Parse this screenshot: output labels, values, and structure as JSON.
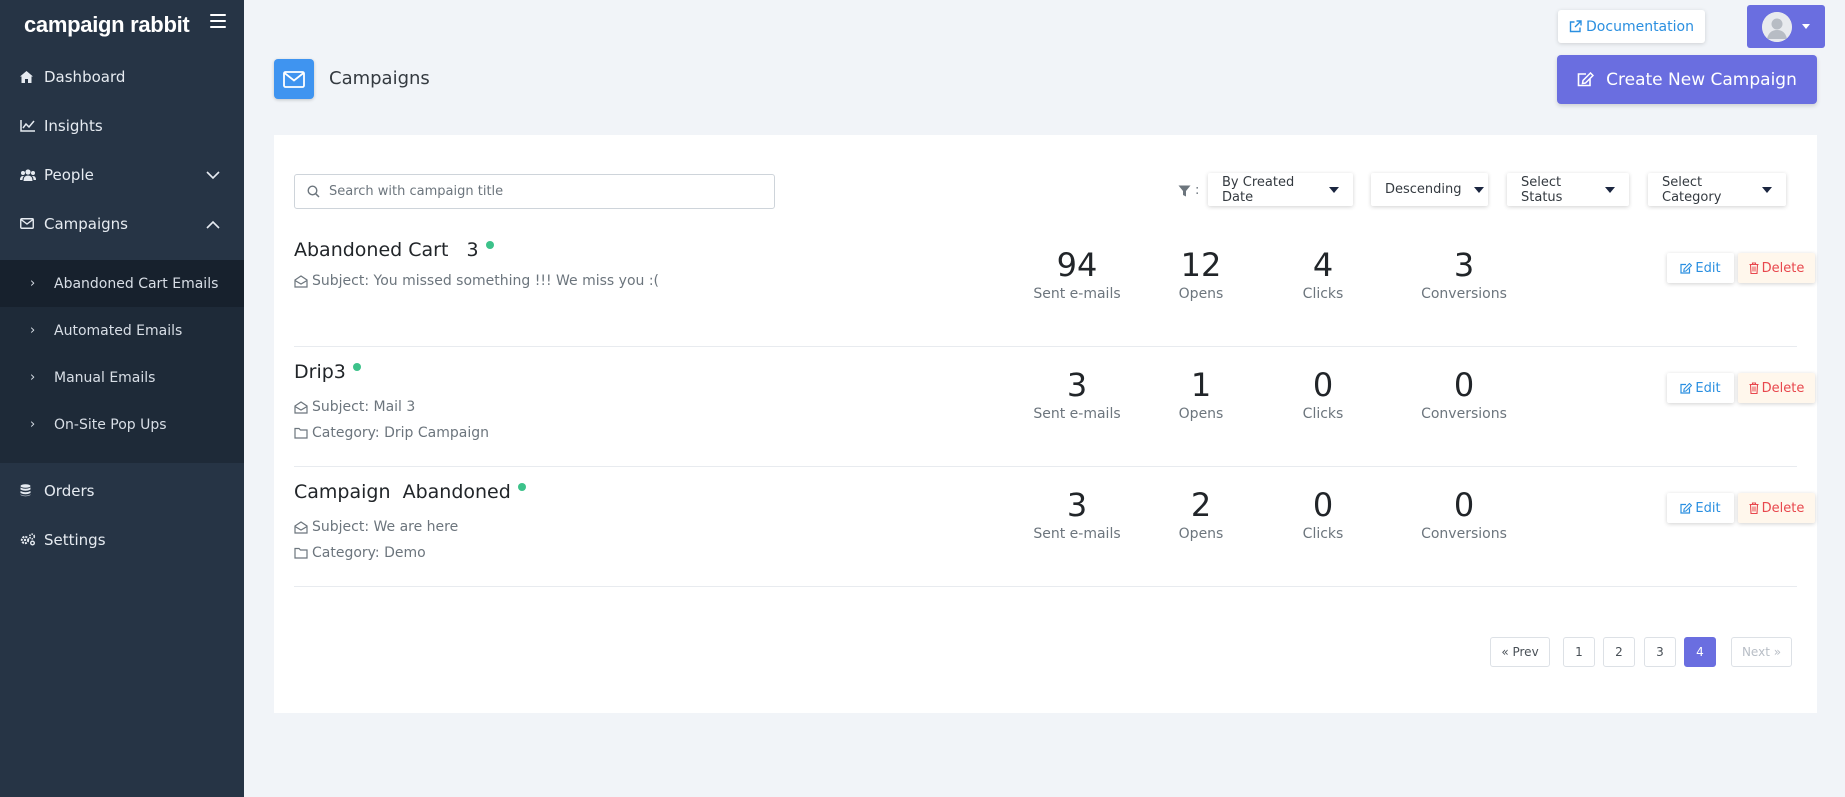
{
  "brand": {
    "name": "campaign rabbit"
  },
  "sidebar": {
    "items": [
      {
        "label": "Dashboard",
        "icon": "home-icon"
      },
      {
        "label": "Insights",
        "icon": "line-chart-icon"
      },
      {
        "label": "People",
        "icon": "users-icon"
      },
      {
        "label": "Campaigns",
        "icon": "envelope-icon"
      },
      {
        "label": "Orders",
        "icon": "database-icon"
      },
      {
        "label": "Settings",
        "icon": "gears-icon"
      }
    ],
    "campaign_sub": [
      {
        "label": "Abandoned Cart Emails",
        "active": true
      },
      {
        "label": "Automated Emails"
      },
      {
        "label": "Manual Emails"
      },
      {
        "label": "On-Site Pop Ups"
      }
    ]
  },
  "topbar": {
    "documentation": "Documentation"
  },
  "header": {
    "title": "Campaigns",
    "create_button": "Create New Campaign"
  },
  "filters": {
    "search_placeholder": "Search with campaign title",
    "filter_label": ":",
    "sort_by": "By Created Date",
    "order": "Descending",
    "status": "Select Status",
    "category": "Select Category"
  },
  "campaigns": [
    {
      "title": "Abandoned Cart   3",
      "subject": "Subject: You missed something !!! We miss you :(",
      "category": "",
      "sent": "94",
      "opens": "12",
      "clicks": "4",
      "conversions": "3"
    },
    {
      "title": "Drip3",
      "subject": "Subject: Mail 3",
      "category": "Category: Drip Campaign",
      "sent": "3",
      "opens": "1",
      "clicks": "0",
      "conversions": "0"
    },
    {
      "title": "Campaign  Abandoned",
      "subject": "Subject: We are here",
      "category": "Category: Demo",
      "sent": "3",
      "opens": "2",
      "clicks": "0",
      "conversions": "0"
    }
  ],
  "stat_labels": {
    "sent": "Sent e-mails",
    "opens": "Opens",
    "clicks": "Clicks",
    "conversions": "Conversions"
  },
  "row_actions": {
    "edit": "Edit",
    "delete": "Delete"
  },
  "pagination": {
    "prev": "« Prev",
    "pages": [
      "1",
      "2",
      "3",
      "4"
    ],
    "current": "4",
    "next": "Next »"
  },
  "colors": {
    "sidebar": "#263445",
    "accent": "#6a6ee0",
    "link": "#2a8fe0",
    "danger": "#e8474d",
    "active_dot": "#3cc28a"
  }
}
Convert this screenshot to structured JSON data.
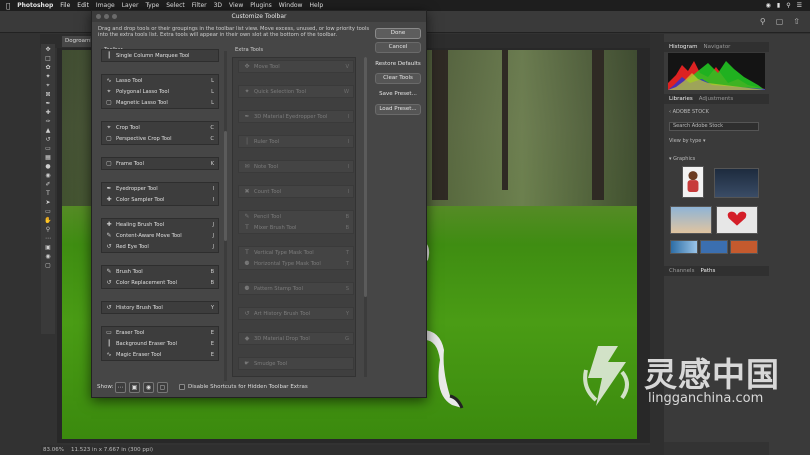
{
  "menubar": {
    "app": "Photoshop",
    "items": [
      "File",
      "Edit",
      "Image",
      "Layer",
      "Type",
      "Select",
      "Filter",
      "3D",
      "View",
      "Plugins",
      "Window",
      "Help"
    ]
  },
  "document": {
    "tab_label": "Dogroaming.png",
    "status_zoom": "83.06%",
    "status_info": "11.523 in x 7.667 in (300 ppi)"
  },
  "dialog": {
    "title": "Customize Toolbar",
    "instructions": "Drag and drop tools or their groupings in the toolbar list view. Move excess, unused, or low priority tools into the extra tools list. Extra tools will appear in their own slot at the bottom of the toolbar.",
    "toolbar_label": "Toolbar",
    "extra_label": "Extra Tools",
    "buttons": {
      "done": "Done",
      "cancel": "Cancel",
      "restore": "Restore Defaults",
      "clear": "Clear Tools",
      "save_preset": "Save Preset...",
      "load_preset": "Load Preset..."
    },
    "show_label": "Show:",
    "disable_shortcuts": "Disable Shortcuts for Hidden Toolbar Extras",
    "toolbar_groups": [
      {
        "rows": [
          {
            "name": "Single Column Marquee Tool",
            "key": ""
          }
        ]
      },
      {
        "rows": [
          {
            "name": "Lasso Tool",
            "key": "L"
          },
          {
            "name": "Polygonal Lasso Tool",
            "key": "L"
          },
          {
            "name": "Magnetic Lasso Tool",
            "key": "L"
          }
        ]
      },
      {
        "rows": [
          {
            "name": "Crop Tool",
            "key": "C"
          },
          {
            "name": "Perspective Crop Tool",
            "key": "C"
          }
        ]
      },
      {
        "rows": [
          {
            "name": "Frame Tool",
            "key": "K"
          }
        ]
      },
      {
        "rows": [
          {
            "name": "Eyedropper Tool",
            "key": "I"
          },
          {
            "name": "Color Sampler Tool",
            "key": "I"
          }
        ]
      },
      {
        "rows": [
          {
            "name": "Healing Brush Tool",
            "key": "J"
          },
          {
            "name": "Content-Aware Move Tool",
            "key": "J"
          },
          {
            "name": "Red Eye Tool",
            "key": "J"
          }
        ]
      },
      {
        "rows": [
          {
            "name": "Brush Tool",
            "key": "B"
          },
          {
            "name": "Color Replacement Tool",
            "key": "B"
          }
        ]
      },
      {
        "rows": [
          {
            "name": "History Brush Tool",
            "key": "Y"
          }
        ]
      },
      {
        "rows": [
          {
            "name": "Eraser Tool",
            "key": "E"
          },
          {
            "name": "Background Eraser Tool",
            "key": "E"
          },
          {
            "name": "Magic Eraser Tool",
            "key": "E"
          }
        ]
      }
    ],
    "extra_groups": [
      {
        "rows": [
          {
            "name": "Move Tool",
            "key": "V"
          }
        ]
      },
      {
        "rows": [
          {
            "name": "Quick Selection Tool",
            "key": "W"
          }
        ]
      },
      {
        "rows": [
          {
            "name": "3D Material Eyedropper Tool",
            "key": "I"
          }
        ]
      },
      {
        "rows": [
          {
            "name": "Ruler Tool",
            "key": "I"
          }
        ]
      },
      {
        "rows": [
          {
            "name": "Note Tool",
            "key": "I"
          }
        ]
      },
      {
        "rows": [
          {
            "name": "Count Tool",
            "key": "I"
          }
        ]
      },
      {
        "rows": [
          {
            "name": "Pencil Tool",
            "key": "B"
          },
          {
            "name": "Mixer Brush Tool",
            "key": "B"
          }
        ]
      },
      {
        "rows": [
          {
            "name": "Vertical Type Mask Tool",
            "key": "T"
          },
          {
            "name": "Horizontal Type Mask Tool",
            "key": "T"
          }
        ]
      },
      {
        "rows": [
          {
            "name": "Pattern Stamp Tool",
            "key": "S"
          }
        ]
      },
      {
        "rows": [
          {
            "name": "Art History Brush Tool",
            "key": "Y"
          }
        ]
      },
      {
        "rows": [
          {
            "name": "3D Material Drop Tool",
            "key": "G"
          }
        ]
      },
      {
        "rows": [
          {
            "name": "Smudge Tool",
            "key": ""
          }
        ]
      }
    ]
  },
  "panels": {
    "histogram_tabs": [
      "Histogram",
      "Navigator"
    ],
    "library_tabs": [
      "Libraries",
      "Adjustments"
    ],
    "library_name": "ADOBE STOCK",
    "search_placeholder": "Search Adobe Stock",
    "view_by": "View by type",
    "graphics_label": "Graphics",
    "channel_tabs": [
      "Channels",
      "Paths"
    ]
  },
  "watermark": {
    "cn": "灵感中国",
    "en": "lingganchina.com"
  }
}
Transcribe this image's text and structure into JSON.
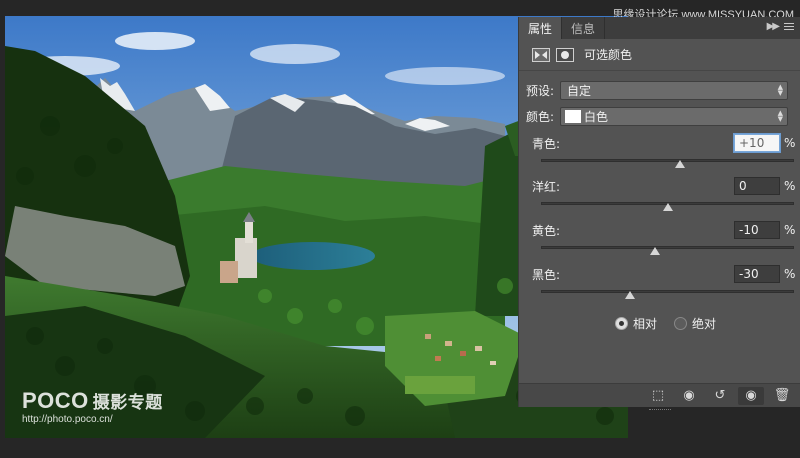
{
  "site_credit": "思缘设计论坛 www.MISSYUAN.COM",
  "watermark": {
    "brand": "POCO",
    "brand_cn": "摄影专题",
    "url": "http://photo.poco.cn/"
  },
  "panel": {
    "tabs": [
      {
        "label": "属性",
        "active": true
      },
      {
        "label": "信息",
        "active": false
      }
    ],
    "title": "可选颜色",
    "preset": {
      "label": "预设:",
      "value": "自定"
    },
    "colors": {
      "label": "颜色:",
      "value": "白色",
      "swatch": "#ffffff"
    },
    "sliders": [
      {
        "label": "青色:",
        "value": "+10",
        "unit": "%",
        "position": 10,
        "focused": true
      },
      {
        "label": "洋红:",
        "value": "0",
        "unit": "%",
        "position": 0,
        "focused": false
      },
      {
        "label": "黄色:",
        "value": "-10",
        "unit": "%",
        "position": -10,
        "focused": false
      },
      {
        "label": "黑色:",
        "value": "-30",
        "unit": "%",
        "position": -30,
        "focused": false
      }
    ],
    "method": {
      "options": [
        {
          "label": "相对",
          "checked": true
        },
        {
          "label": "绝对",
          "checked": false
        }
      ]
    },
    "footer_icons": [
      "clip-to-layer-icon",
      "view-previous-icon",
      "reset-icon",
      "visibility-eye-icon",
      "trash-icon"
    ]
  },
  "colors": {
    "panel_bg": "#535353",
    "tab_bar": "#3d3d3d",
    "focus_ring": "#6b9bd0"
  }
}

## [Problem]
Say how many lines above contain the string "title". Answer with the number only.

## [Expected output]
7